[Extracted records]
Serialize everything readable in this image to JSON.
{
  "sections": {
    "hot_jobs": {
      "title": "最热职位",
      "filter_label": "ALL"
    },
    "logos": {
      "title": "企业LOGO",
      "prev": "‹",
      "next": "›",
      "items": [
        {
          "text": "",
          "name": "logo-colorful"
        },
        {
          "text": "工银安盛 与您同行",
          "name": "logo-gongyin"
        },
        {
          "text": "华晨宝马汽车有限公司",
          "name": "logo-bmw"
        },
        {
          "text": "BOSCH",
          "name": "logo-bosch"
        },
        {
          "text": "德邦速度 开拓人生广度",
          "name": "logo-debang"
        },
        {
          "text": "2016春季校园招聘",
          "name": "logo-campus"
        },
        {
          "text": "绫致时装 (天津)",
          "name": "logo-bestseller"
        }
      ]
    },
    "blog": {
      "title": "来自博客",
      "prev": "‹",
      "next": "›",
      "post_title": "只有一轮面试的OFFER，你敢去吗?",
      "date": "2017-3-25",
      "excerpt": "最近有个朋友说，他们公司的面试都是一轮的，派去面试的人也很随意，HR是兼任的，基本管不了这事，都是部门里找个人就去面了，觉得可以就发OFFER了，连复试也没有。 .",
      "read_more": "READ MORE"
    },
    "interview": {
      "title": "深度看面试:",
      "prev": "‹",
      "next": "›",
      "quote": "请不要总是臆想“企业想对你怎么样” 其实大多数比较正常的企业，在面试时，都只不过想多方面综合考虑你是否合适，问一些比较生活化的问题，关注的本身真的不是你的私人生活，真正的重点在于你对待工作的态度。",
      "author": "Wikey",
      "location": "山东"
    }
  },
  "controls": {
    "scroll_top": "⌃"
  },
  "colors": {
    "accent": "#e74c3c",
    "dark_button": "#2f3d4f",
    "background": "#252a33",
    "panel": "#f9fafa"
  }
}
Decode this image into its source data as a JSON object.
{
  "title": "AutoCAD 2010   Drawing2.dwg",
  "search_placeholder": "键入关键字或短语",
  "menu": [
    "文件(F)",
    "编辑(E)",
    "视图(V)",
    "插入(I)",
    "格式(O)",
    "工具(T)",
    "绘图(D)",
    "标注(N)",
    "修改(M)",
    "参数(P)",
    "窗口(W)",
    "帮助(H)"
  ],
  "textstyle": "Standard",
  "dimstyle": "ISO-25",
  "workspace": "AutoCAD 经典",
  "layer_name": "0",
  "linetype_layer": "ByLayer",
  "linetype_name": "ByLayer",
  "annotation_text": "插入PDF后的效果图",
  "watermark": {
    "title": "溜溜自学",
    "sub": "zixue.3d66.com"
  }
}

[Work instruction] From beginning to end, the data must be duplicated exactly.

[Response to the task]
Serialize everything readable in this image to JSON.
{
  "sections": {
    "hot_jobs": {
      "title": "最热职位",
      "filter_label": "ALL"
    },
    "logos": {
      "title": "企业LOGO",
      "prev": "‹",
      "next": "›",
      "items": [
        {
          "text": "",
          "name": "logo-colorful"
        },
        {
          "text": "工银安盛 与您同行",
          "name": "logo-gongyin"
        },
        {
          "text": "华晨宝马汽车有限公司",
          "name": "logo-bmw"
        },
        {
          "text": "BOSCH",
          "name": "logo-bosch"
        },
        {
          "text": "德邦速度 开拓人生广度",
          "name": "logo-debang"
        },
        {
          "text": "2016春季校园招聘",
          "name": "logo-campus"
        },
        {
          "text": "绫致时装 (天津)",
          "name": "logo-bestseller"
        }
      ]
    },
    "blog": {
      "title": "来自博客",
      "prev": "‹",
      "next": "›",
      "post_title": "只有一轮面试的OFFER，你敢去吗?",
      "date": "2017-3-25",
      "excerpt": "最近有个朋友说，他们公司的面试都是一轮的，派去面试的人也很随意，HR是兼任的，基本管不了这事，都是部门里找个人就去面了，觉得可以就发OFFER了，连复试也没有。 .",
      "read_more": "READ MORE"
    },
    "interview": {
      "title": "深度看面试:",
      "prev": "‹",
      "next": "›",
      "quote": "请不要总是臆想“企业想对你怎么样” 其实大多数比较正常的企业，在面试时，都只不过想多方面综合考虑你是否合适，问一些比较生活化的问题，关注的本身真的不是你的私人生活，真正的重点在于你对待工作的态度。",
      "author": "Wikey",
      "location": "山东"
    }
  },
  "controls": {
    "scroll_top": "⌃"
  },
  "colors": {
    "accent": "#e74c3c",
    "dark_button": "#2f3d4f",
    "background": "#252a33",
    "panel": "#f9fafa"
  }
}
Decode this image into its source data as a JSON object.
{
  "title": "AutoCAD 2010   Drawing2.dwg",
  "search_placeholder": "键入关键字或短语",
  "menu": [
    "文件(F)",
    "编辑(E)",
    "视图(V)",
    "插入(I)",
    "格式(O)",
    "工具(T)",
    "绘图(D)",
    "标注(N)",
    "修改(M)",
    "参数(P)",
    "窗口(W)",
    "帮助(H)"
  ],
  "textstyle": "Standard",
  "dimstyle": "ISO-25",
  "workspace": "AutoCAD 经典",
  "layer_name": "0",
  "linetype_layer": "ByLayer",
  "linetype_name": "ByLayer",
  "annotation_text": "插入PDF后的效果图",
  "watermark": {
    "title": "溜溜自学",
    "sub": "zixue.3d66.com"
  }
}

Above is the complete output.